If you’re someone who doesn’t aspire to be an executive, you can still have a successful career and make meaningful contributions to your company. “You are already ahead of the game [by] being able to recognize that you are not comfortable managing people,” says Craig Vived, founder of professional staffing firm Vivalta Inc.
A company’s environment can make a difference
“Often, employees fall into what is known as the Peter Principle: a belief that in an organization where promotion is based on achievement, success and merit, that organization’s members will eventually be promoted beyond their level of ability,” Vived explains. “This makes it important to look at your current company’s culture to see if you are in an ‘up or out’ environment, as this will not suit your needs.”

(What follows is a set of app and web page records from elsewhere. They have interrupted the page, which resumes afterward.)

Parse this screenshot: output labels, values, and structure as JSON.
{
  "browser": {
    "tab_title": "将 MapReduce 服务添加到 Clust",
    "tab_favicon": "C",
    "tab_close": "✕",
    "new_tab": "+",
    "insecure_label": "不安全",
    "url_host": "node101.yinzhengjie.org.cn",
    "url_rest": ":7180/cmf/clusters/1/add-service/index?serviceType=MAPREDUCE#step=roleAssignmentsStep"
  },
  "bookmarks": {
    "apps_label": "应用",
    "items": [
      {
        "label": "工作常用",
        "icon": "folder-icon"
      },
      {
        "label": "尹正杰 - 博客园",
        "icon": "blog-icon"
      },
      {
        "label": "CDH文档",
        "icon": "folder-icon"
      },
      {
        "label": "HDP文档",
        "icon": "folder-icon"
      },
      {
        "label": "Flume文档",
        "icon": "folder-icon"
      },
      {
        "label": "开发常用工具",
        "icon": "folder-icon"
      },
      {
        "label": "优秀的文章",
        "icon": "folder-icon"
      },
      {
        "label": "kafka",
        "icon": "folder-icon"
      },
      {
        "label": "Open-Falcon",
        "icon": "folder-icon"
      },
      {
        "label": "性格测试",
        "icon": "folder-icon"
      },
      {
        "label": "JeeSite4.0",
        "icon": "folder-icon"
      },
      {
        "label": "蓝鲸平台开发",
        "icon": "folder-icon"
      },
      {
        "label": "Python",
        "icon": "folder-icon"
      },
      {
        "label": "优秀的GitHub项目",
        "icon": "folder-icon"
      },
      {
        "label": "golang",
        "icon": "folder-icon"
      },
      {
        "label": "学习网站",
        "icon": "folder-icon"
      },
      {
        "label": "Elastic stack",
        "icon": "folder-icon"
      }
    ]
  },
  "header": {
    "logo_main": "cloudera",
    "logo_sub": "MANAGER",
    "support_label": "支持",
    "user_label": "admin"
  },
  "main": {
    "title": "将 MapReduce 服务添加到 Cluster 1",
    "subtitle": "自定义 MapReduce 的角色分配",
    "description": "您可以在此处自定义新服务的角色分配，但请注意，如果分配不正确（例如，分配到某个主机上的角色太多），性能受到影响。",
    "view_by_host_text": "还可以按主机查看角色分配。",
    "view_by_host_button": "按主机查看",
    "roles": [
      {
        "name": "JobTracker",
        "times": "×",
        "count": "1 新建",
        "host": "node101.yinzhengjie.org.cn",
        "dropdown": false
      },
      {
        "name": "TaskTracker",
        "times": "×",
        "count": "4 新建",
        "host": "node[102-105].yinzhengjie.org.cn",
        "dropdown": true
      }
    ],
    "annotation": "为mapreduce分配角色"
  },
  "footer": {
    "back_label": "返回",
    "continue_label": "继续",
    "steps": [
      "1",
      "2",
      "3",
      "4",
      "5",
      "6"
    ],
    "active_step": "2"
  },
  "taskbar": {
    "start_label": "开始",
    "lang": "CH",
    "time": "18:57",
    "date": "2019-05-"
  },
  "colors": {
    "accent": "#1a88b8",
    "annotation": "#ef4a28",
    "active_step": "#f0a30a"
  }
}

Also assess your boss’s management style. Is your boss always pushing you to get to the next level, or is she more focused on you being the best that you can be at what you currently do? Evaluating your work environment will help you determine if you’ll succeed in your desired role.
Steadiness and predictability are often valued
Teams often operate the best when their members bring different personality and work styles to the group. If everyone had identical skills, interests and goals, no one would ever feel challenged or pushed to be dynamic. Companies need diverse workers with different strengths to fuel their business.
“While proactive workers who have leadership aspirations are revered, so are the folks who do good work and don’t want to be the boss,” says Brian Williamson, leadership-development expert at experiential learning and development company ProfitAbility. “Many of my clients call these ‘the steadies,’ because their performance is predictable and valued. They pose less of a risk than low-performers and require less time than high-performers who may also be high maintenance. Just because an employee doesn’t want to be in charge doesn’t mean they’re not motivated.”
Fields that foster lateral growth
“There are many professions in which individuals do not aspire to lead other people,” says Susan Cucuzza, founder of executive-coaching company Live Forward. “Smart companies have begun designing career paths for those professions.” Cucuzza cites engineering, IT and sales as three fields that often have workers who aspire to specialize rather than supervise. “Technical fields, such as engineering and IT, are filled with individuals who love what they do around the technical aspects of the job. Moving into a management position is a very different role.”
According to Cucuzza, some companies offer structured technical career paths so that their employees can progress by moving into higher technical levels with greater responsibility. “The case is similar in the sales profession, where there are many outstanding sales professionals who either don’t fit the role of the sales manager or don’t aspire to manage other people. The best salespeople love the customer contact and being out in the field, and they are driven by sales commissions. A sales leadership role will often take the individual away from heavy customer contact, will pay more in line with a base salary and lower commission and involve a lot of sales-team leadership.”
Constructing your career path
What direction can you take if you don’t want to go up? If you’re trying to figure it out, think about what it is about your job that you like, what you want to do more of or what, aside from a promotion, would make you feel successful. Is it working on a challenging project? Having greater visibility with senior management? Being the go-to expert on a specific topic or company function?
Once you determine your career goals, talk to your manager about them. “Not aspiring to move into management is not at all a sign of complacency or lack of drive and motivation,” Cucuzza notes. “But it is important that individuals describe what career advancement looks like for them. It is likely that their manager will respond very positively and very supportively. In fact, many managers shy away from having career discussions with their direct reports, because they fear that their direct reports are seeking promotions that the managers cannot promise.”
If you want to remain in a non-management role, Cucuzza stresses the importance of demonstrating your ability to add greater value and take on increased responsibilities and projects, proving your desire for continued personal growth and development.
Cucuzza also suggests looking into continuing-education programs that your company might offer as a way to strengthen your skills. “Leading companies invest in developing their people. An individual should ask what options are out there for career growth. It might be a technical or professional career path, it may be as simple as volunteering to lead a team project or cross-train in another department or it may be an opportunity to attend training or seminars or achieve continuing-education credits, paid for by the company.”
Whether you want to go up, down, left or right, if you’re passionate about what you’re doing and confident in your position, you can create your own definition of a successful career.